Heblich, Redding, and Zylberberg provide new theory and evidence on the distributional consequences of trade using the 1846 Repeal of the Corn Laws. This large-scale trade liberalization opened domestic markets to the "grain invasion" from the new world that occurred as a result of late-19th century improvements in transport technology. They make use of a newly-created, spatially-disaggregated dataset on population, employment by sector, rateable values (land and property values), and poor law (welfare transfers) disbursement for around 11,000 parishes in England and Wales from 1801-1911. The researchers show that the repeal of the Corn Laws led to rural outmigration, increased urbanization, structural transformation away from agriculture, increases in rural poverty, and sizable changes in property values. Heblich, Redding, and Zylberberg show that a quantitative spatial model is successful in accounting for these empirical findings, with their estimates implying substantial labor mobility. The researchers find that the aggregate welfare gains from the Repeal of the Corn Laws entailed considerable income redistribution, not only across sectors and factors, but also across geographical regions.
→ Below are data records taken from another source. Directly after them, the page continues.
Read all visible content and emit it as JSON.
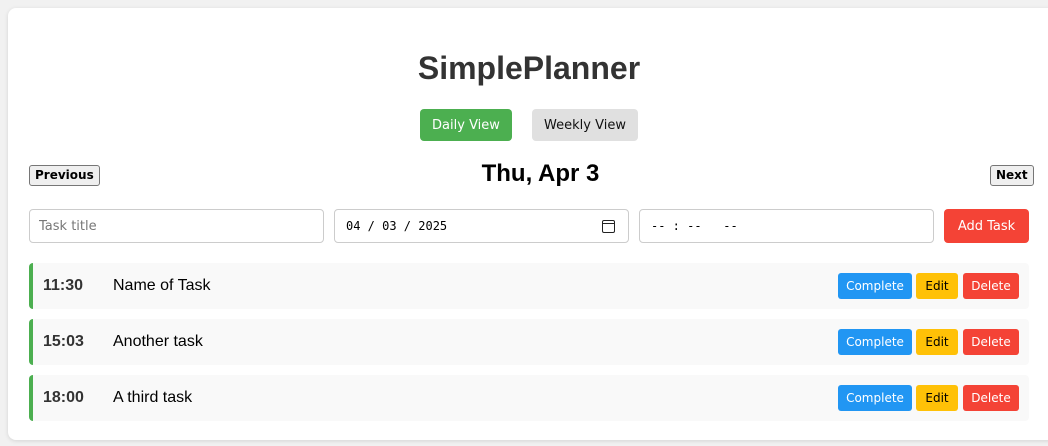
{
  "app": {
    "title": "SimplePlanner"
  },
  "views": {
    "daily_label": "Daily View",
    "weekly_label": "Weekly View"
  },
  "nav": {
    "previous_label": "Previous",
    "next_label": "Next",
    "current_date": "Thu, Apr 3"
  },
  "form": {
    "title_placeholder": "Task title",
    "title_value": "",
    "date_value": "04 / 03 / 2025",
    "time_value": "-- : --   --",
    "add_label": "Add Task"
  },
  "tasks": [
    {
      "time": "11:30",
      "title": "Name of Task",
      "complete_label": "Complete",
      "edit_label": "Edit",
      "delete_label": "Delete"
    },
    {
      "time": "15:03",
      "title": "Another task",
      "complete_label": "Complete",
      "edit_label": "Edit",
      "delete_label": "Delete"
    },
    {
      "time": "18:00",
      "title": "A third task",
      "complete_label": "Complete",
      "edit_label": "Edit",
      "delete_label": "Delete"
    }
  ],
  "colors": {
    "accent_green": "#4caf50",
    "complete_blue": "#2196f3",
    "edit_amber": "#ffc107",
    "delete_red": "#f44336"
  },
  "icons": {
    "date_picker": "calendar-icon"
  }
}
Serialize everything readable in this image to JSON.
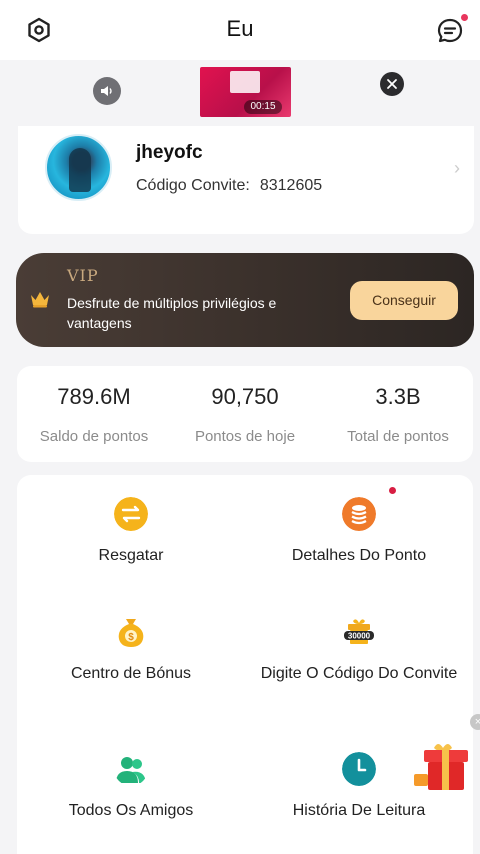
{
  "header": {
    "title": "Eu"
  },
  "ad": {
    "timer": "00:15"
  },
  "profile": {
    "username": "jheyofc",
    "invite_label": "Código Convite:",
    "invite_code": "8312605"
  },
  "vip": {
    "title": "VIP",
    "description": "Desfrute de múltiplos privilégios e vantagens",
    "button": "Conseguir"
  },
  "stats": [
    {
      "value": "789.6M",
      "label": "Saldo de pontos"
    },
    {
      "value": "90,750",
      "label": "Pontos de hoje"
    },
    {
      "value": "3.3B",
      "label": "Total de pontos"
    }
  ],
  "menu": [
    {
      "label": "Resgatar",
      "icon": "exchange-icon"
    },
    {
      "label": "Detalhes Do Ponto",
      "icon": "coins-stack-icon"
    },
    {
      "label": "Centro de Bónus",
      "icon": "money-bag-icon"
    },
    {
      "label": "Digite O Código Do Convite",
      "icon": "gift-box-30000-icon",
      "badge_text": "30000"
    },
    {
      "label": "Todos Os Amigos",
      "icon": "friends-icon"
    },
    {
      "label": "História De Leitura",
      "icon": "clock-icon"
    }
  ],
  "colors": {
    "vip_bg": "#3a302b",
    "vip_button": "#f9d59c",
    "badge": "#d81e43",
    "icon_yellow": "#f5b31b",
    "icon_orange": "#ef7a2a",
    "icon_green": "#23b27a",
    "icon_teal": "#13909c"
  }
}
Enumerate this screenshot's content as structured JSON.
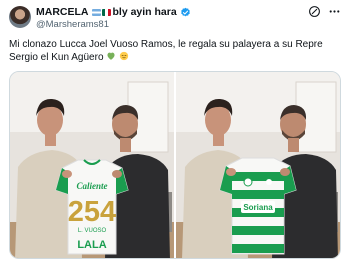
{
  "author": {
    "display_name": "MARCELA",
    "display_name_suffix": "bly ayin hara",
    "handle": "@Marsherams81",
    "avatar": "profile-photo",
    "flags": [
      "argentina-flag",
      "mexico-flag"
    ]
  },
  "tweet": {
    "line1": "Mi clonazo Lucca Joel Vuoso Ramos, le regala su palayera a su Repre",
    "line2": "Sergio el Kun Agüero"
  },
  "icons": {
    "verified": "verified-badge-icon",
    "grok": "grok-icon",
    "more": "more-icon",
    "heart": "green-heart-emoji",
    "face": "relieved-face-emoji"
  },
  "jersey": {
    "sponsor": "Caliente",
    "number": "254",
    "name": "L. VUOSO",
    "bottom_sponsor": "LALA",
    "front_sponsor": "Soriana"
  },
  "colors": {
    "verified": "#1d9bf0",
    "text": "#0f1419",
    "secondary": "#536471",
    "jersey_green": "#1a9d4f",
    "number_gold": "#c9a23c"
  }
}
Gervais, Markusen, and Venables explore the idea that the comparative advantage of regions within a country is shaped by their productivity in supplying 'functions' such as law, finance, advertising and engineering, to multiple sectors. The paper addresses two questions. How do region-function specific productivity differences shape the location decisions of industries that use multiple functions, and hence determine patterns of regional specialization both in functions and in sectors? How do changes in the ease with which industries can draw on functions produced in other regions affect these patterns of specialization? We derive theoretical answers to these questions in a model in which region-function specific productivity differentials may be exogenous or driven by agglomeration economies. The model's prediction that falling barriers to interregional trade in functions lead to increasing functional specialization and decreasing sectoral specialization is confirmed by empirical study of specialization of US states over a 20-30 year period.